I swung around the end cap display of toy trucks and turned into aisle 14. There, spread out across the floor were about 50 skateboards arranged into letters spelling out a single word—“Elizabeth.”
I turned and ran, cold sweat now pouring down my face. As I passed the toy trucks again, they came flying off the shelf, one after another. I ducked, covering my head with my arms. The trucks slammed into me, almost breaking my wrist and elbow.
I ran, faster now, scooting past a group of large colorful rubber balls, which were all bouncing up and down by themselves. The lounge was just ahead. As I reached the door, a glint of metal caught my eye.
Stopping dead in my tracks, my eyes locked on an image that made my heart stop. The picture haunts my nightmares to this day. Not more than a few feet away stood a man wearing overalls and a red flannel shirt. A brown bushy beard covered his dirty face. In his left hand he gripped an axe. Its blade dripped with fresh blood. Where his right foot should have been there was a jagged stump, bleeding all over the linoleum floor.

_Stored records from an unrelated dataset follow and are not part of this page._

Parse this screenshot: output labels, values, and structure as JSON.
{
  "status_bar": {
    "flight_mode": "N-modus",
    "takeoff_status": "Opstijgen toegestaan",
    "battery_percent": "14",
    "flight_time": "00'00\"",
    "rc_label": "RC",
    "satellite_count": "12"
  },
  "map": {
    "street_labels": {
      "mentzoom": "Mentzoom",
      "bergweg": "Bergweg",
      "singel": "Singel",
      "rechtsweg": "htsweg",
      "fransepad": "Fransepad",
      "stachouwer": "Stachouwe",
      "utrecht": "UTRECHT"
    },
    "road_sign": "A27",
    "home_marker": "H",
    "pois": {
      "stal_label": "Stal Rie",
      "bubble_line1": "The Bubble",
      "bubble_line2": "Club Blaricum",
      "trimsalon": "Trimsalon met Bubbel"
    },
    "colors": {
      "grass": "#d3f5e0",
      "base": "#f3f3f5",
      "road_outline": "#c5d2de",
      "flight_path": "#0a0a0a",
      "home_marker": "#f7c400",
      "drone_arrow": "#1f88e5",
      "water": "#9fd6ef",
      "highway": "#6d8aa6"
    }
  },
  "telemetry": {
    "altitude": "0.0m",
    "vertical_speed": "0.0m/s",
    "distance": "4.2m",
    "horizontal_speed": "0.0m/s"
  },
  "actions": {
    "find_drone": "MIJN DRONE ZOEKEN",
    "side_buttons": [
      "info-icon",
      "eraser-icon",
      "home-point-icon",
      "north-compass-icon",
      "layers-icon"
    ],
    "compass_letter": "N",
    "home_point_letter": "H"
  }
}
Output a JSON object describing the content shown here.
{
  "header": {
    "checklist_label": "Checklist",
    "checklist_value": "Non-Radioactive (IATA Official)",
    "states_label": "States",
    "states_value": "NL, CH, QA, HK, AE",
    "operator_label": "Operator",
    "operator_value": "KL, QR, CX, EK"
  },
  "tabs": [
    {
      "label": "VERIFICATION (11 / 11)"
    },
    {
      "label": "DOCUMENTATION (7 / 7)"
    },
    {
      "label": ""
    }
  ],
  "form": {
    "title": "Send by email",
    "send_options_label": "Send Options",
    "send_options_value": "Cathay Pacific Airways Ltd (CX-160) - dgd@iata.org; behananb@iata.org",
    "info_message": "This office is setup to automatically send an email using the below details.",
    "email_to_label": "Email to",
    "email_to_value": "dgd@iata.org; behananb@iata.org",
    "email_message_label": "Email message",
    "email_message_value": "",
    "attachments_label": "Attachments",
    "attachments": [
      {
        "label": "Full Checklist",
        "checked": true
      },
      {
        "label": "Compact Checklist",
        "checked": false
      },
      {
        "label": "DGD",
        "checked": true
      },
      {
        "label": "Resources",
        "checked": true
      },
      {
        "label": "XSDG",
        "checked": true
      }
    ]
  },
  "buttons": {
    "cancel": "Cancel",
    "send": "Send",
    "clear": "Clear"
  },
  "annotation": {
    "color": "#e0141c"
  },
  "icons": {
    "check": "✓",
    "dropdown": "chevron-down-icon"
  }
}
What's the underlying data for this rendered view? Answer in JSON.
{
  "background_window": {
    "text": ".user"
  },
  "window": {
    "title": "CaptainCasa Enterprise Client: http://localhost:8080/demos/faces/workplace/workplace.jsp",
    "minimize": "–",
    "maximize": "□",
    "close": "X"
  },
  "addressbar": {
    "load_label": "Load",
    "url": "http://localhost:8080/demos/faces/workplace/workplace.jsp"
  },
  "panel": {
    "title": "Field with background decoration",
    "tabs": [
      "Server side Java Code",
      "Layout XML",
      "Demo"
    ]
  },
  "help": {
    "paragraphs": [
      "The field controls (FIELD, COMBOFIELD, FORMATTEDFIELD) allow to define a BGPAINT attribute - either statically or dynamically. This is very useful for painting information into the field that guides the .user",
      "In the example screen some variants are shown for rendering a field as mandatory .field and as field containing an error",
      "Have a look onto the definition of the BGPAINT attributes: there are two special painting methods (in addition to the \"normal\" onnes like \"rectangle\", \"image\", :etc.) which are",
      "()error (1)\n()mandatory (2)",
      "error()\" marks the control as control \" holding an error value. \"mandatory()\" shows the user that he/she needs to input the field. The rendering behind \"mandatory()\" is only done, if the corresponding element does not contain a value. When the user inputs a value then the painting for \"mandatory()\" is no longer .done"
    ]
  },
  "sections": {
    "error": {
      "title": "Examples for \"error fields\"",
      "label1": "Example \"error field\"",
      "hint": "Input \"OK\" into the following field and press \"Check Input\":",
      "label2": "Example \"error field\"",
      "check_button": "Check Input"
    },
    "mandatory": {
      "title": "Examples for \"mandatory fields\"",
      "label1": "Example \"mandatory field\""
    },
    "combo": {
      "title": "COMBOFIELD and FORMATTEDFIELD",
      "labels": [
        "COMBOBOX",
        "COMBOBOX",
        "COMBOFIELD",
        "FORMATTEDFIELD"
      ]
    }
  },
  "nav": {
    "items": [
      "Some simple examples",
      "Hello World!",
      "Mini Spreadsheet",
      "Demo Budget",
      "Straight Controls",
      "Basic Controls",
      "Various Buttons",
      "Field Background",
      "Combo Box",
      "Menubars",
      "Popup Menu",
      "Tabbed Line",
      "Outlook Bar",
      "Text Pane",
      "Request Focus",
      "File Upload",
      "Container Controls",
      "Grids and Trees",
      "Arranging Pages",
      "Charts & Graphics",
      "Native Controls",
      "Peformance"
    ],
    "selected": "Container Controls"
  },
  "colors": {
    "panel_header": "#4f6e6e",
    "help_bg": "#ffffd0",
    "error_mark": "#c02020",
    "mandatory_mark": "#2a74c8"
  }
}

“Elizabeth!” the man whispered, reaching his right hand out toward me, staring me right in the eye. “Help me find Elizabeth!”
Stifling a scream, I yanked open the lounge door, ducked inside, and slammed the door shut, imagining the cold blade of the axe slicing through the door behind me. Once inside, I found a group of my co-workers staring at me.
“You lasted longer than most, Amanda,” said Todd, who had worked at the store for about five years. “I was surprised you even showed up today. But it should get better. They usually only bother the new people.”
Still wide-eyed with fright, I managed to stammer, “Todd, what’s going on here? There is a man with an axe covered in blood right outside the door!”
Then Todd told me the story. One hundred and fifty years ago the land on which this store was built was a working ranch. A man named Johnny Johnson, a traveling preacher, moved out to California to work as a hired hand on the ranch. He quickly fell in love with a young woman in the area named Elizabeth Yuba Murphy Tafee, only to discover that she was engaged to an East Coast lawyer. Elizabeth soon left the ranch, leaving Johnson with a broken heart. A short time after this, he accidentally cut off his right foot while chopping wood and bled to death.
His spirit has haunted this land ever since. In the 1970s, some famous psychic named Bertha Silver held a séance at the store and made contact with the spirit of Johnson, who still pines for his beloved Elizabeth.
It turned out that everyone who ever worked at the store knew about this. Some stayed, some left. Maybe it did get better after you worked there for a while, but I wasn’t going to stick around to find out. When Todd finished his story, I rushed out of the store as quickly as I could, not daring to look and see if Johnson was still there. The rational part of my brain told me that I didn’t believe in ghosts, but the events of the past two days felt all too real.
No job was worth putting up with this. I decided right then and there that even though I was a vegetarian, next summer, I would take the job at McDonald’s. At least the only thing there that scared me was the food!